- Prosecution of Nazi and Communist crimes in Poland.
- On rehabilitation and remedy measures in Bulgaria for persons repressed from 1944 through 1989.
- Transitional justice in Spain.
- Communist repression and transitional justice in Slovenia.
- Post-World War II crimes on the territory of Slovenia: police investigation and proof regarding criminal offences that do not fall under the statute of limitations.
- About ideologies, institutions and death.
IV. REMEMBRANCE, RECOGNITION AND PUBLIC AWARENESS Of TOTALITARIAN
V. RECONCILIATION: ON HANDLING THE TRAUMATIC PAST
The report stated the following about Totalitarian machines:
Let us mention briefly Fascism, National Socialism and Titoism in Italy, Austria and Slovenia. Three Christian nations, with nationalist tendencies, were infected with totalitarianism. The descent into barbarism has comparable structural elements:
- Abuse of national sentiment to carry out racial and class revolutionary projects;
- Cult of a great leader, who permits his fanatics to murder, steal and lie;
- Dictatorship of one party;
- Militarisation of society, police state – almighty secret political police;
- Collectivism, subjection of the citizen to the totalitarian state;
- State terrorism with systematic abuses of basic human rights;
- Aggressive assumption of power and struggle for territory.
The European Parliament has proposed August 23 as a common remembrance day of Victims of Totalitarian Regimes.
- European Day of Remembrance for Victims of Stalinism and Nazism
- Council of Europe resolution 1481
- Prague Declaration on European Conscience and Communism
- Declaration on Crimes of Communism
- Vilnius Declaration
- European Public Hearing on "Crimes Committed by Totalitarian Regimes" Archived 2011-10-04 at the Wayback Machine Slovenian Presidency of the Council of the European Union (January–June 2008) and the European Commission
- EUROPA EU. Press Releases-Brussels Archived June 18, 2010, at the Wayback Machine
- Council of Europe-Parliamentary Assembly Archived 2010-06-17 at the Wayback Machine
- Totalitarian Dictatorship and Autocracy by Carl Joachim Friedrich & Zbigniew Brzezinski.
- Discontents: Post-modern and Post communist' by Paul Hollander:

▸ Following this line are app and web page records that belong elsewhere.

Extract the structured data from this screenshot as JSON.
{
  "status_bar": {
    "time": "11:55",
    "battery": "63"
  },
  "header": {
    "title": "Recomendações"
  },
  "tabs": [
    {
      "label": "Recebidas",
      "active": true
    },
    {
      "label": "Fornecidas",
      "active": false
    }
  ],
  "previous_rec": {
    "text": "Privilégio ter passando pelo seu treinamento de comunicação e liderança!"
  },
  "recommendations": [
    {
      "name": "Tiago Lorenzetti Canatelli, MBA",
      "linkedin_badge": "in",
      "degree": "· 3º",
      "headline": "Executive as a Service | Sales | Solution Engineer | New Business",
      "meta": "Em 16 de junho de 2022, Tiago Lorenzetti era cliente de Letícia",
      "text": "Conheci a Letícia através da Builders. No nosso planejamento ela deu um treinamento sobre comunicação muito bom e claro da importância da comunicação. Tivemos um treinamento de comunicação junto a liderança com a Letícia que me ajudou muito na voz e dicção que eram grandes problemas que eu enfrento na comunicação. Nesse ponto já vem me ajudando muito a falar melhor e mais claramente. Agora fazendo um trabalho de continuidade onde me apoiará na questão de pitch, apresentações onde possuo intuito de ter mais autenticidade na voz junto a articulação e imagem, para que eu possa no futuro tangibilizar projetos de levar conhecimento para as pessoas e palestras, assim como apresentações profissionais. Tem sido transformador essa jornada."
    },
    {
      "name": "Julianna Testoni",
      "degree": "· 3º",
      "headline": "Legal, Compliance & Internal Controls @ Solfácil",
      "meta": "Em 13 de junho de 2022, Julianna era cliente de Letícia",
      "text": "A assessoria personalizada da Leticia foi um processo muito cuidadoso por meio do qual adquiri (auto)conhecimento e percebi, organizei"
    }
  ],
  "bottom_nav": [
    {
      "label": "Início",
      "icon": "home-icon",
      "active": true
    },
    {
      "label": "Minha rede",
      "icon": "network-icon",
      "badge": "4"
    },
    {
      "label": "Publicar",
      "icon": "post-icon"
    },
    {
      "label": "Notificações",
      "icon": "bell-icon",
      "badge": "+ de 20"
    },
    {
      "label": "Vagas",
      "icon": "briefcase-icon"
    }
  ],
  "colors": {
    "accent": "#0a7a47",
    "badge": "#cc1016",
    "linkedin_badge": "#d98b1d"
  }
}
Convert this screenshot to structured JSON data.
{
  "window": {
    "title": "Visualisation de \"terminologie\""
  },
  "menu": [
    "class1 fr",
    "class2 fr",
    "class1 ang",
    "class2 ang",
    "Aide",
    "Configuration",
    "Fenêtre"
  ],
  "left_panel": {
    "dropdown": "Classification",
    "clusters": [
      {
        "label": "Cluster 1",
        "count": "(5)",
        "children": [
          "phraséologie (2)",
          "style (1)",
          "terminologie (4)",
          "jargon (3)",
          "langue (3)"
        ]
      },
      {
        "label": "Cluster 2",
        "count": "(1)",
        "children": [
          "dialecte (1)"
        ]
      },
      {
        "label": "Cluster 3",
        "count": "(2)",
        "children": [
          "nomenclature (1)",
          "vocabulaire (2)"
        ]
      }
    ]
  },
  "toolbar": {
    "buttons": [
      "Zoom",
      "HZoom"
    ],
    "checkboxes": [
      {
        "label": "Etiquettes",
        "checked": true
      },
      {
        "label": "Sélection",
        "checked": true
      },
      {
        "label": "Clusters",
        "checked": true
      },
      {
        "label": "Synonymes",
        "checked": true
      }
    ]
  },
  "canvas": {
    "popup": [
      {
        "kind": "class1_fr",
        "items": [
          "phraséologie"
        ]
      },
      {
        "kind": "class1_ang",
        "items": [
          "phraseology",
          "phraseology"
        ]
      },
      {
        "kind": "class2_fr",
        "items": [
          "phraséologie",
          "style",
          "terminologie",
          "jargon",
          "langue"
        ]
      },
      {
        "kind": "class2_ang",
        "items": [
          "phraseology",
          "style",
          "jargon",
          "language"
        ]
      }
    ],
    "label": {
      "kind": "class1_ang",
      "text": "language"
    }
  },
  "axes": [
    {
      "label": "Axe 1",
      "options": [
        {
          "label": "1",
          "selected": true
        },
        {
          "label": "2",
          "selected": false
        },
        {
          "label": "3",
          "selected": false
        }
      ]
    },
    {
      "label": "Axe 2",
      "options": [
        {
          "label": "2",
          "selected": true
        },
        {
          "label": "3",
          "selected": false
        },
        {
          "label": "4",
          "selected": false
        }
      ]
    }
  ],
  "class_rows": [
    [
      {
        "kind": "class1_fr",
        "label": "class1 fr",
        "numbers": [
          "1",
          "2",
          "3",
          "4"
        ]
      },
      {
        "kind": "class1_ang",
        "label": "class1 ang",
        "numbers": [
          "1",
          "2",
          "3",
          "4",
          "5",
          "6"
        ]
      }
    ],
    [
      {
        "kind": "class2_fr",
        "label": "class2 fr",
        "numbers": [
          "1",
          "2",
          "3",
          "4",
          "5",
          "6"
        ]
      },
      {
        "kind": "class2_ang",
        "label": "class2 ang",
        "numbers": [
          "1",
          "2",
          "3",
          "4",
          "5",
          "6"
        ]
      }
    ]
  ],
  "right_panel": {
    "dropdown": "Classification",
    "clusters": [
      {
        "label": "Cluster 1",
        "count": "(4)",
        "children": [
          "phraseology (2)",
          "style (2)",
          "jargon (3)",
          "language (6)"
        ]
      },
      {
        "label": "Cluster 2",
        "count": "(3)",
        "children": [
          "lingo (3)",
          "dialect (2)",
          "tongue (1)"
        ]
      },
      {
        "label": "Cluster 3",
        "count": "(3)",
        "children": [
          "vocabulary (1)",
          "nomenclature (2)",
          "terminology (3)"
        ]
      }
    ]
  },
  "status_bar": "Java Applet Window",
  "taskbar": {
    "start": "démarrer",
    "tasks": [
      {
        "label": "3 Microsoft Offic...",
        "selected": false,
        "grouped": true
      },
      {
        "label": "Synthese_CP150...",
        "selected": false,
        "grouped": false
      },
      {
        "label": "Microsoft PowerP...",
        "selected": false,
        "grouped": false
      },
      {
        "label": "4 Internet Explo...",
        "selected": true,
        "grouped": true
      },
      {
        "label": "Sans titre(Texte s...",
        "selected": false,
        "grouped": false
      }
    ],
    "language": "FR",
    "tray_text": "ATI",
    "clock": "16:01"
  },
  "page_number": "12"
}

- Virtually every communist system extinct or surviving at one point or another had a supreme leader who was both extraordinarily powerful and surrounded by a bizarre cult, indeed worship. In the past (or in a more traditional contemporary societies) such as cults were reserved for deities and associated with conventional religious behaviour and institutions. These cults although apparently an intrinsic part of communist dictatorships (at any rate at a stage in their evolution) are largely forgotten today." " Stalin, Mao, Castro, Ho Chi Minh, Kim Sung, Enver Hoxha, Ceascesu, Dimitrov, Ulbricht, Gottwald, Josip Broz Tito and others all were the object of such cults. The prototypical cult was that of Stalin which was duplicated elsewhere with minor variations. Paul Hollander Ph.D in Sociology. Princeton University, 1963, B.A. London School of Economics, 1959 Professor Emeritus of Sociology, University of Massachusetts, Amherst Center Associate, Davis Center.